On a hot and steamy Friday morning, the first ceremony honoring the upcoming Sesquicentennial (150th) anniversary of the start of the Civil War in Georgia took place in front of the Mill Pond House at George L. Smith State Park near Twin City in Emanuel County.
The occasion: the announcement by the president and CEO of the Georgia Historical Society, Dr. W. Todd Groce, that seven historical markers commemorating Sherman's March to the Sea campaign would be replaced. The Society also added two new markers.
The Society was established 171 years ago to preserve Georgia's history. It was given permission in 1998 to take over the operation of the historical marker program throughout the state from the Georgia Historical Commission, which had overseen the markers since its inception in 1951.
Dr. Groce said Friday that he expects many people will come to Georgia during the 150th anniversary in order to visit its Civil War sites, because "While Virginia may have Grant and Lee, we in Georgia have Sherman."

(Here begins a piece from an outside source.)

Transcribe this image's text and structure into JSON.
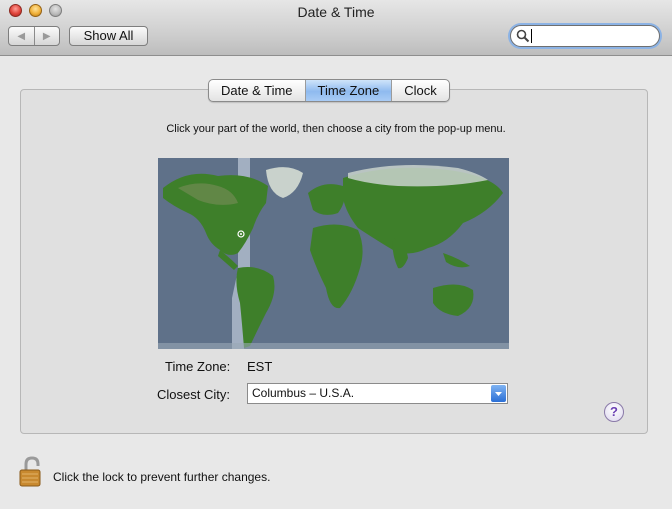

Groce said the staff of the GHS's discovered in a state-wide survey that there were 919 Civil War markers in Georgia, and that 85 were directly related to General Sherman's March from Atlanta to Savannah. They also discovered that some 15 percent were in need of restoration or repair.
In concert with the Georgia Department of Economic Development and the Georgia Department of Natural Resources, the Historical Society has repaired and restored the markers.
Groce said that both State Sen. Jack Hill and State Rep. Larry (Butch) Parrish went to "great lengths" to ensure that the Historical Marker program was able to continue its operations even in tough budget times.
Sen. Hill said, "Georgia's history is really important to all of us and must be preserved, especially when it concerns the most important periods in Georgia's history such as the Civil War."
Hill continued: "These markers help us understand the sacrifices these people, our ancestors, made when they answered the call to arms because they loved their country and the South."
Hill admitted that "With the tough economic times, it gets harder and harder to justify every expenditure, but I will continue to fight to ensure that the money needed to preserve our history is always there."
Dr. Groce announced the Society staff has developed a new online program that allows people to select the Civil War markers they want to visit, and then creates a driving route that takes them to all of the markers they select.
The program can be accessed by going on-line to www.georgiahistory.com and then clicking on the Georgia Historical Markers link on the right side of the page. From here you can create a personal tour, and then print it out.
Dr. Groce added that the information can be downloaded into a Global Positioning System, which will then plot out the route.
Emanuel County was well-represented at the event by Jane Durden, who is the current president-general of the United Daughters of the Confederacy; and by Donna Brinson, who opened the ceremony by singing the famous Civil War song, "Home Sweet Home."